One morning about a month into lock down, I was out for a walk with my girls. “What’s THAT!?” I heard one of my twins exclaim. I looked down to see a long chain of fuzzy caterpillars making its way across the sidewalk. I cursed myself for not bringing my phone to take photos and google the strange phenomenon.

But then I realized that a beautiful learning opportunity was right there in front of me and I asked my girls why they thought the caterpillars had formed a chain. “They’re going for a walk” said one and “They’re trying to find food” said another. When we got home, we looked it up and found that the caterpillars were on a mission to find a good place to bury themselves in the ground and form cocoons. The girls were so excited to tell their dad what we’d seen and I was so grateful for that unforgettable moment in the school of life.

No, I can’t be on the PTA. No, we can’t go out to dinner on Saturday. No, I won’t be able to meet that deadline. No, we can’t fit in a play date this week. The world won’t stop turning because I don’t say “yes” to everything, but my family’s world will turn a little slower and everyone will be happier.

With five of us working, homeschooling, and playing from home full-time, the house was a disaster. By the end of the day, the floors were covered in toys and costumes, the bathroom looked like a bomb had gone off in it, and a disturbing number of apple cores were strewn around the house. I’m far from being a neat freak, but this level of chaos would normally make me anxious. Not during COVID, though – my little helpers banded together at the end of every day and helped me clean it all up. The lock down taught my daughters a sense of responsibility for the state of our home and brought us together as a family.

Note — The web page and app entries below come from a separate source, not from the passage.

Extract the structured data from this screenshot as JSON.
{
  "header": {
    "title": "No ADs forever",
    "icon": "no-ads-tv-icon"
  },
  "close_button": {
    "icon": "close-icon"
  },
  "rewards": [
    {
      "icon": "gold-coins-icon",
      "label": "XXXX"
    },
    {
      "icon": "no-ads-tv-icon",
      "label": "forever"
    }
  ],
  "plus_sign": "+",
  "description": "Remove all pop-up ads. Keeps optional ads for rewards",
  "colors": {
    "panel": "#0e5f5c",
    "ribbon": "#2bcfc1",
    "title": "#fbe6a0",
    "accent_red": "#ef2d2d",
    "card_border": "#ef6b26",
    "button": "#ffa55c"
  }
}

Although I’ve been posting about the real and raw moments of parenthood on my professional Facebook page for years, I really enjoyed seeing more people abandon filters and fake positive attitudes in favor of real photos and genuine emotions during COVID-19. It made me want to continue my quest to be as real as possible (even if it makes me uncomfortable as hell at times) because I know it’s a great life lesson for my daughters.
I’m not going to be a perfect mom when life goes back to normal, but I hope I can keep parenting from the heart because that’s all my children really need from me. And the truth is that I need it too…


source: The Tot